Data about app and page elements
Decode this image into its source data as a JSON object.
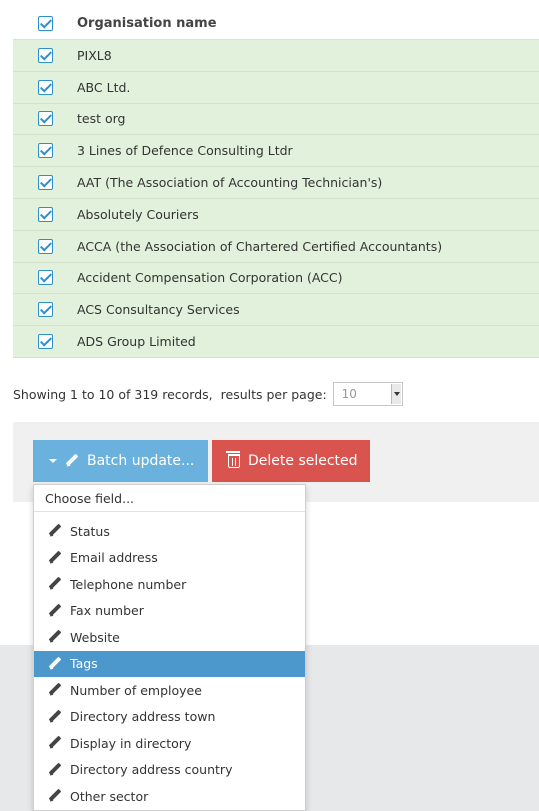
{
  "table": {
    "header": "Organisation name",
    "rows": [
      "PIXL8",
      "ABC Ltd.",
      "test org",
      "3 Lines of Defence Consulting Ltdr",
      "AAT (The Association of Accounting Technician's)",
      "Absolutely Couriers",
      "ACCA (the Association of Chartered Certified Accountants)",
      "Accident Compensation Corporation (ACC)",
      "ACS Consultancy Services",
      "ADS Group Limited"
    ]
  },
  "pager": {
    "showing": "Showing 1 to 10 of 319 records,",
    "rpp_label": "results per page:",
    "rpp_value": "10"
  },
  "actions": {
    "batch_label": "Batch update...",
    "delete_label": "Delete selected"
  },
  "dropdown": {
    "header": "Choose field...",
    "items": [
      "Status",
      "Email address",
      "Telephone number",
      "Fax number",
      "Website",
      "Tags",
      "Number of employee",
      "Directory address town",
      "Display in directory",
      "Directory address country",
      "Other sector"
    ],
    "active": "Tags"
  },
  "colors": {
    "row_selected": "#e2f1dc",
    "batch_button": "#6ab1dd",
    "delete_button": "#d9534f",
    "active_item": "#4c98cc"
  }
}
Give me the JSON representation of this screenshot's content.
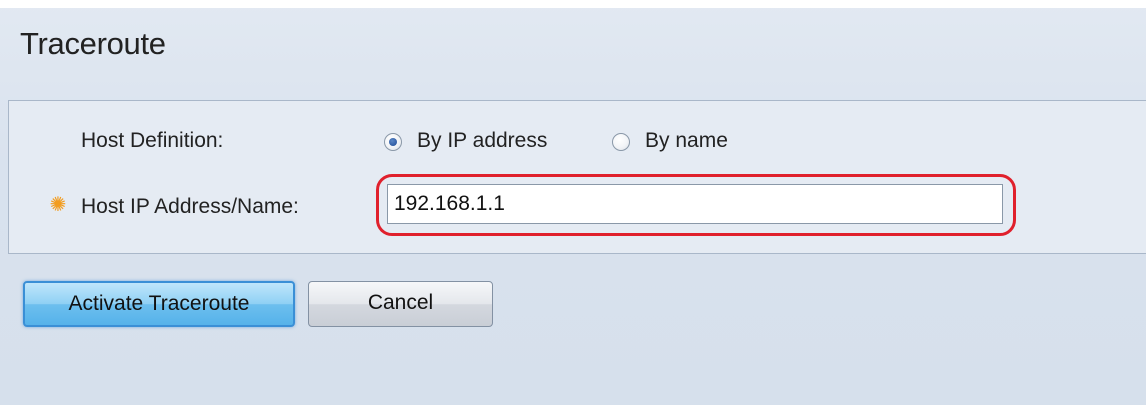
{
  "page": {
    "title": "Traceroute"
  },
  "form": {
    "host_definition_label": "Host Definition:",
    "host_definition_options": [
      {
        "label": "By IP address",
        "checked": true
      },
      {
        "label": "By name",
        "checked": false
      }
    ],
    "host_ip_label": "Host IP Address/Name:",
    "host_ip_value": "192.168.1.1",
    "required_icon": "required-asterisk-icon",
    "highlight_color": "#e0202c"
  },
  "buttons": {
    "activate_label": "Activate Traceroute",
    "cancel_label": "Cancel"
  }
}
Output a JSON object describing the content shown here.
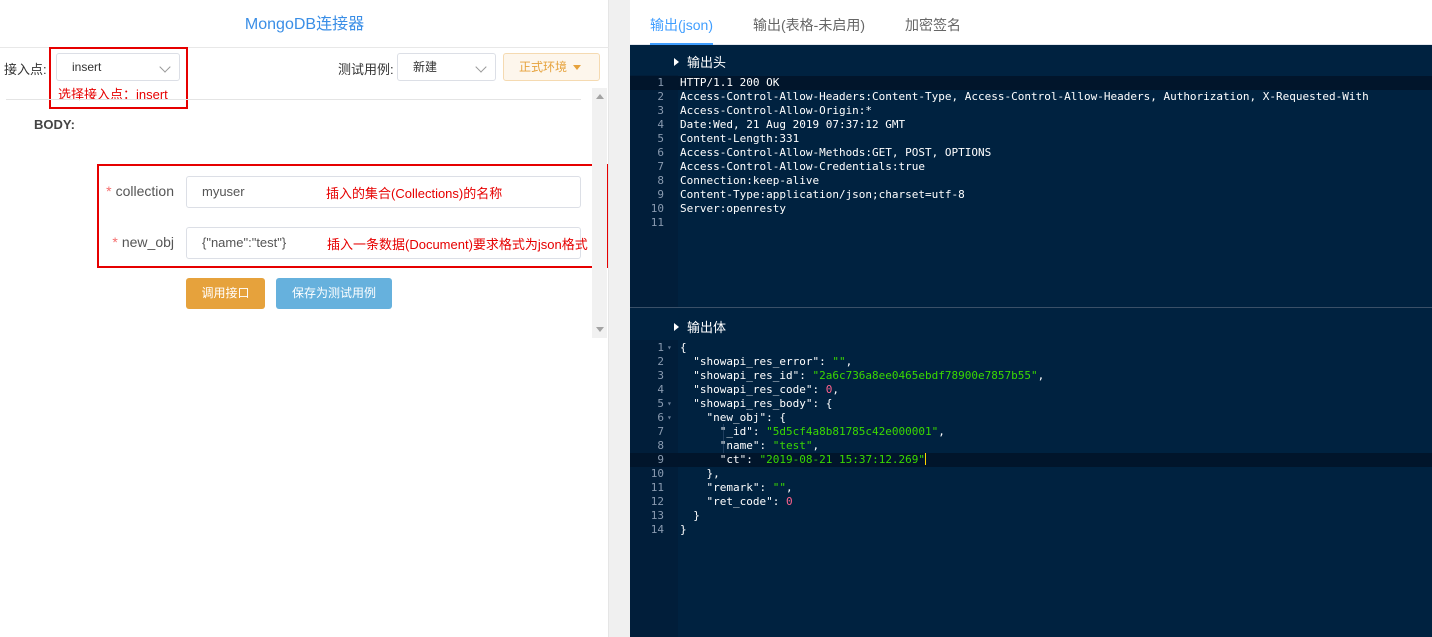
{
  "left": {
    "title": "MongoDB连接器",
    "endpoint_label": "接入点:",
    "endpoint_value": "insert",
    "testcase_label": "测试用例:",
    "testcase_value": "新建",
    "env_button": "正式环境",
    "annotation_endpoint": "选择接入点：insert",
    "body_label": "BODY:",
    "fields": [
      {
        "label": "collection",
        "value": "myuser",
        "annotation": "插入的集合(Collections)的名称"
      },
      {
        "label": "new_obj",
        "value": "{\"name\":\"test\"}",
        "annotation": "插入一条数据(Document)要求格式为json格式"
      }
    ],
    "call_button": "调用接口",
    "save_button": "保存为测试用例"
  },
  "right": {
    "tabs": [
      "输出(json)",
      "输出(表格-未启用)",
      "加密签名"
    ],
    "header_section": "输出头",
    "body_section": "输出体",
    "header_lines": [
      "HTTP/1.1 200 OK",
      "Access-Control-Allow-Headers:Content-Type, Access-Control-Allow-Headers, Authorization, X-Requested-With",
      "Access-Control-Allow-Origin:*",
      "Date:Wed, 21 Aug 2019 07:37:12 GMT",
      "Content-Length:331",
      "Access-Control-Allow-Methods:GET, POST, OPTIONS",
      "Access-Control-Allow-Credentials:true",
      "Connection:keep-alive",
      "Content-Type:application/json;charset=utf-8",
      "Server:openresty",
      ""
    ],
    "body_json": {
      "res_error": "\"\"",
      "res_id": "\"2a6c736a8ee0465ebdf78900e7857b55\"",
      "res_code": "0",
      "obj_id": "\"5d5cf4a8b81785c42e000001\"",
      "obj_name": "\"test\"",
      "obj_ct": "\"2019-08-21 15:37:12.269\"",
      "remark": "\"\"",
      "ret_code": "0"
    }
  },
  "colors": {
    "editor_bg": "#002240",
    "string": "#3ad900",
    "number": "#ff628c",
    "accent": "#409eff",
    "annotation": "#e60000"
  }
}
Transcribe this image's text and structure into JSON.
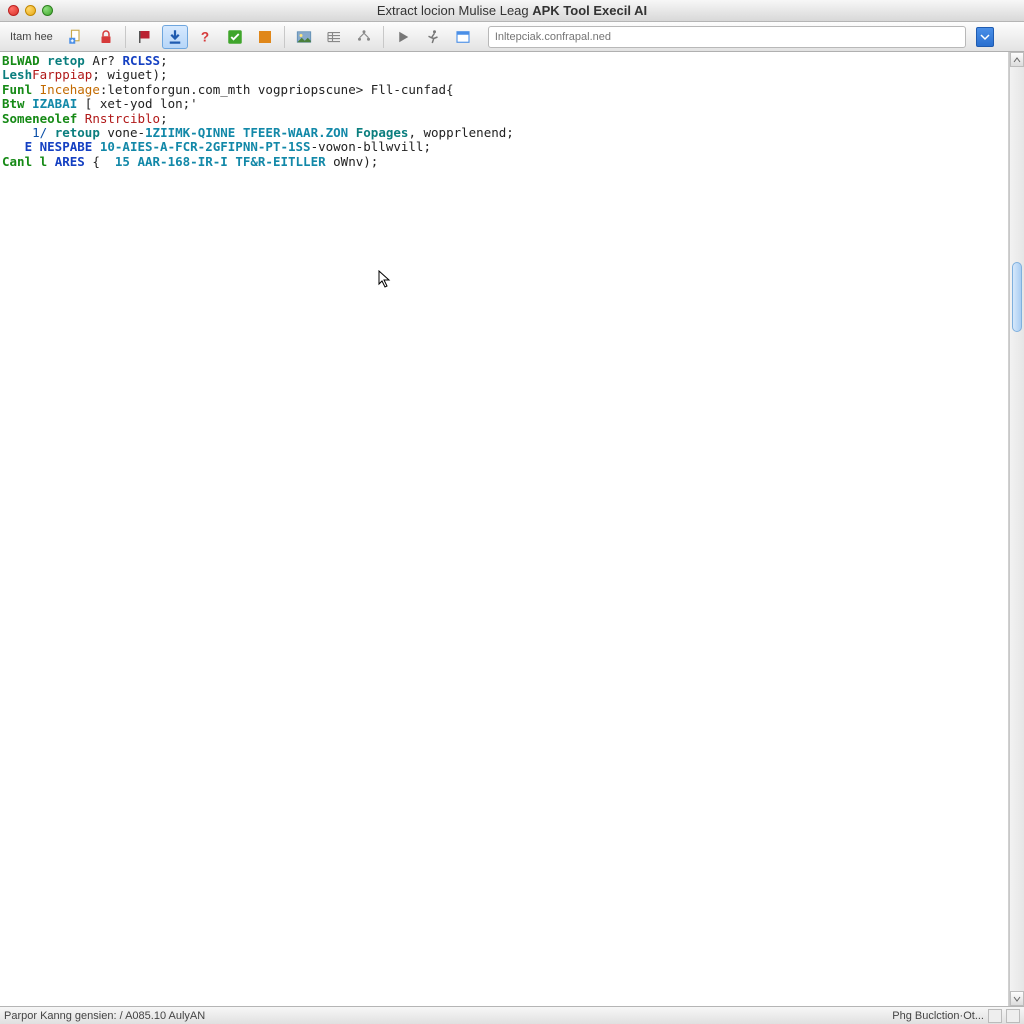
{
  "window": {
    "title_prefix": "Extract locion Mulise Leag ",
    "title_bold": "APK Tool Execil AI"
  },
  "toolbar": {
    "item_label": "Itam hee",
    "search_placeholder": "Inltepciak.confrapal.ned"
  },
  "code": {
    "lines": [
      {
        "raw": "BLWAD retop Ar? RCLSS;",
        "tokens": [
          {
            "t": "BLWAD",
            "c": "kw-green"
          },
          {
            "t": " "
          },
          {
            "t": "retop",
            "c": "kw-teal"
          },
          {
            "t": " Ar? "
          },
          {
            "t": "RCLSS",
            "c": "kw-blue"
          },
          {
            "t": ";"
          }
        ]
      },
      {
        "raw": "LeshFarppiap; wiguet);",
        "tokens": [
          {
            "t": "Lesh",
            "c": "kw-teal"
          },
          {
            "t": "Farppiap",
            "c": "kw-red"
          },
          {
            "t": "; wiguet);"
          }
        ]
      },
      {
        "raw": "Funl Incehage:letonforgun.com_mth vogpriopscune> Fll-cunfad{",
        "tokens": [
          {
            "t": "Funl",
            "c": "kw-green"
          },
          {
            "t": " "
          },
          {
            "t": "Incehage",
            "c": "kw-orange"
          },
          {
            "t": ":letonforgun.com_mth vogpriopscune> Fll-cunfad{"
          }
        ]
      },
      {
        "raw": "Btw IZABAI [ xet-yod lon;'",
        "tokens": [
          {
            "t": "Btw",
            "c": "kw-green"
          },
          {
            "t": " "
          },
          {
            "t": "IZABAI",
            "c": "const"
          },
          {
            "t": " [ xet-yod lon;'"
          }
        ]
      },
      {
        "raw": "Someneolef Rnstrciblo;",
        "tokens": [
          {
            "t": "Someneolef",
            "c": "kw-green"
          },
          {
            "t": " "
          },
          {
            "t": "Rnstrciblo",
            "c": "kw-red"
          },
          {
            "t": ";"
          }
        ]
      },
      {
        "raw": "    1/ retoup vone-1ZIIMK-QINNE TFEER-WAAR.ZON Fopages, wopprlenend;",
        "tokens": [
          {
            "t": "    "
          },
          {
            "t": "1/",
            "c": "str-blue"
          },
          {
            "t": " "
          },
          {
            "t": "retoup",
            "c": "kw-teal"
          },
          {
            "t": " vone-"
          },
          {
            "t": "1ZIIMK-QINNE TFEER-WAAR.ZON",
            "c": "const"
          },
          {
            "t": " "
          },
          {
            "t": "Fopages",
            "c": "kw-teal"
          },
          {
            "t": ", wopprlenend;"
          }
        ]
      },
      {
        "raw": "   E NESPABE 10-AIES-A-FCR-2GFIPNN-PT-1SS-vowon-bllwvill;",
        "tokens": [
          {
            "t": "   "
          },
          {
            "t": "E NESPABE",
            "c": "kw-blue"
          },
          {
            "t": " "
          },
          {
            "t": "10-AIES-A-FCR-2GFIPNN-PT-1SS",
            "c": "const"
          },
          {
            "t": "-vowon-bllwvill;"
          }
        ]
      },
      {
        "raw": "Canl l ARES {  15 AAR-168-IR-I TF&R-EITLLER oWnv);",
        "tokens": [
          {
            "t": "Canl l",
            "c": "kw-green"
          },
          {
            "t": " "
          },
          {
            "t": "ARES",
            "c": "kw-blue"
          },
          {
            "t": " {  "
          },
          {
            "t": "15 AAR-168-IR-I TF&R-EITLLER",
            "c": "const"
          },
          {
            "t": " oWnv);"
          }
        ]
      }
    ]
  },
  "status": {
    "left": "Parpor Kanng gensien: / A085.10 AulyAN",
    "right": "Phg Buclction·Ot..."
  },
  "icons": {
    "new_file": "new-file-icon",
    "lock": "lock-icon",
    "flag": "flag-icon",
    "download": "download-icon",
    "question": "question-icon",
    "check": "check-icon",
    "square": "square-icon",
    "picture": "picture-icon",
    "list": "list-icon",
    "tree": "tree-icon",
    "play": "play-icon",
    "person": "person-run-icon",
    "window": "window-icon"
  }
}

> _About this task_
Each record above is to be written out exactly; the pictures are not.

> _Problem solution_
Decode this image into its source data as a JSON object.
{
  "table": {
    "header": "Organisation name",
    "rows": [
      "PIXL8",
      "ABC Ltd.",
      "test org",
      "3 Lines of Defence Consulting Ltdr",
      "AAT (The Association of Accounting Technician's)",
      "Absolutely Couriers",
      "ACCA (the Association of Chartered Certified Accountants)",
      "Accident Compensation Corporation (ACC)",
      "ACS Consultancy Services",
      "ADS Group Limited"
    ]
  },
  "pager": {
    "showing": "Showing 1 to 10 of 319 records,",
    "rpp_label": "results per page:",
    "rpp_value": "10"
  },
  "actions": {
    "batch_label": "Batch update...",
    "delete_label": "Delete selected"
  },
  "dropdown": {
    "header": "Choose field...",
    "items": [
      "Status",
      "Email address",
      "Telephone number",
      "Fax number",
      "Website",
      "Tags",
      "Number of employee",
      "Directory address town",
      "Display in directory",
      "Directory address country",
      "Other sector"
    ],
    "active": "Tags"
  },
  "colors": {
    "row_selected": "#e2f1dc",
    "batch_button": "#6ab1dd",
    "delete_button": "#d9534f",
    "active_item": "#4c98cc"
  }
}
Give me the JSON representation of this screenshot's content.
{
  "page": {
    "title": "Traceroute"
  },
  "form": {
    "host_definition_label": "Host Definition:",
    "host_definition_options": [
      {
        "label": "By IP address",
        "checked": true
      },
      {
        "label": "By name",
        "checked": false
      }
    ],
    "host_ip_label": "Host IP Address/Name:",
    "host_ip_value": "192.168.1.1",
    "required_icon": "required-asterisk-icon",
    "highlight_color": "#e0202c"
  },
  "buttons": {
    "activate_label": "Activate Traceroute",
    "cancel_label": "Cancel"
  }
}
Output a JSON object describing the content shown here.
{
  "left": {
    "title": "MongoDB连接器",
    "endpoint_label": "接入点:",
    "endpoint_value": "insert",
    "testcase_label": "测试用例:",
    "testcase_value": "新建",
    "env_button": "正式环境",
    "annotation_endpoint": "选择接入点：insert",
    "body_label": "BODY:",
    "fields": [
      {
        "label": "collection",
        "value": "myuser",
        "annotation": "插入的集合(Collections)的名称"
      },
      {
        "label": "new_obj",
        "value": "{\"name\":\"test\"}",
        "annotation": "插入一条数据(Document)要求格式为json格式"
      }
    ],
    "call_button": "调用接口",
    "save_button": "保存为测试用例"
  },
  "right": {
    "tabs": [
      "输出(json)",
      "输出(表格-未启用)",
      "加密签名"
    ],
    "header_section": "输出头",
    "body_section": "输出体",
    "header_lines": [
      "HTTP/1.1 200 OK",
      "Access-Control-Allow-Headers:Content-Type, Access-Control-Allow-Headers, Authorization, X-Requested-With",
      "Access-Control-Allow-Origin:*",
      "Date:Wed, 21 Aug 2019 07:37:12 GMT",
      "Content-Length:331",
      "Access-Control-Allow-Methods:GET, POST, OPTIONS",
      "Access-Control-Allow-Credentials:true",
      "Connection:keep-alive",
      "Content-Type:application/json;charset=utf-8",
      "Server:openresty",
      ""
    ],
    "body_json": {
      "res_error": "\"\"",
      "res_id": "\"2a6c736a8ee0465ebdf78900e7857b55\"",
      "res_code": "0",
      "obj_id": "\"5d5cf4a8b81785c42e000001\"",
      "obj_name": "\"test\"",
      "obj_ct": "\"2019-08-21 15:37:12.269\"",
      "remark": "\"\"",
      "ret_code": "0"
    }
  },
  "colors": {
    "editor_bg": "#002240",
    "string": "#3ad900",
    "number": "#ff628c",
    "accent": "#409eff",
    "annotation": "#e60000"
  }
}
Transcribe this image's text and structure into JSON.
{
  "window": {
    "title_prefix": "Extract locion Mulise Leag ",
    "title_bold": "APK Tool Execil AI"
  },
  "toolbar": {
    "item_label": "Itam hee",
    "search_placeholder": "Inltepciak.confrapal.ned"
  },
  "code": {
    "lines": [
      {
        "raw": "BLWAD retop Ar? RCLSS;",
        "tokens": [
          {
            "t": "BLWAD",
            "c": "kw-green"
          },
          {
            "t": " "
          },
          {
            "t": "retop",
            "c": "kw-teal"
          },
          {
            "t": " Ar? "
          },
          {
            "t": "RCLSS",
            "c": "kw-blue"
          },
          {
            "t": ";"
          }
        ]
      },
      {
        "raw": "LeshFarppiap; wiguet);",
        "tokens": [
          {
            "t": "Lesh",
            "c": "kw-teal"
          },
          {
            "t": "Farppiap",
            "c": "kw-red"
          },
          {
            "t": "; wiguet);"
          }
        ]
      },
      {
        "raw": "Funl Incehage:letonforgun.com_mth vogpriopscune> Fll-cunfad{",
        "tokens": [
          {
            "t": "Funl",
            "c": "kw-green"
          },
          {
            "t": " "
          },
          {
            "t": "Incehage",
            "c": "kw-orange"
          },
          {
            "t": ":letonforgun.com_mth vogpriopscune> Fll-cunfad{"
          }
        ]
      },
      {
        "raw": "Btw IZABAI [ xet-yod lon;'",
        "tokens": [
          {
            "t": "Btw",
            "c": "kw-green"
          },
          {
            "t": " "
          },
          {
            "t": "IZABAI",
            "c": "const"
          },
          {
            "t": " [ xet-yod lon;'"
          }
        ]
      },
      {
        "raw": "Someneolef Rnstrciblo;",
        "tokens": [
          {
            "t": "Someneolef",
            "c": "kw-green"
          },
          {
            "t": " "
          },
          {
            "t": "Rnstrciblo",
            "c": "kw-red"
          },
          {
            "t": ";"
          }
        ]
      },
      {
        "raw": "    1/ retoup vone-1ZIIMK-QINNE TFEER-WAAR.ZON Fopages, wopprlenend;",
        "tokens": [
          {
            "t": "    "
          },
          {
            "t": "1/",
            "c": "str-blue"
          },
          {
            "t": " "
          },
          {
            "t": "retoup",
            "c": "kw-teal"
          },
          {
            "t": " vone-"
          },
          {
            "t": "1ZIIMK-QINNE TFEER-WAAR.ZON",
            "c": "const"
          },
          {
            "t": " "
          },
          {
            "t": "Fopages",
            "c": "kw-teal"
          },
          {
            "t": ", wopprlenend;"
          }
        ]
      },
      {
        "raw": "   E NESPABE 10-AIES-A-FCR-2GFIPNN-PT-1SS-vowon-bllwvill;",
        "tokens": [
          {
            "t": "   "
          },
          {
            "t": "E NESPABE",
            "c": "kw-blue"
          },
          {
            "t": " "
          },
          {
            "t": "10-AIES-A-FCR-2GFIPNN-PT-1SS",
            "c": "const"
          },
          {
            "t": "-vowon-bllwvill;"
          }
        ]
      },
      {
        "raw": "Canl l ARES {  15 AAR-168-IR-I TF&R-EITLLER oWnv);",
        "tokens": [
          {
            "t": "Canl l",
            "c": "kw-green"
          },
          {
            "t": " "
          },
          {
            "t": "ARES",
            "c": "kw-blue"
          },
          {
            "t": " {  "
          },
          {
            "t": "15 AAR-168-IR-I TF&R-EITLLER",
            "c": "const"
          },
          {
            "t": " oWnv);"
          }
        ]
      }
    ]
  },
  "status": {
    "left": "Parpor Kanng gensien: / A085.10 AulyAN",
    "right": "Phg Buclction·Ot..."
  },
  "icons": {
    "new_file": "new-file-icon",
    "lock": "lock-icon",
    "flag": "flag-icon",
    "download": "download-icon",
    "question": "question-icon",
    "check": "check-icon",
    "square": "square-icon",
    "picture": "picture-icon",
    "list": "list-icon",
    "tree": "tree-icon",
    "play": "play-icon",
    "person": "person-run-icon",
    "window": "window-icon"
  }
}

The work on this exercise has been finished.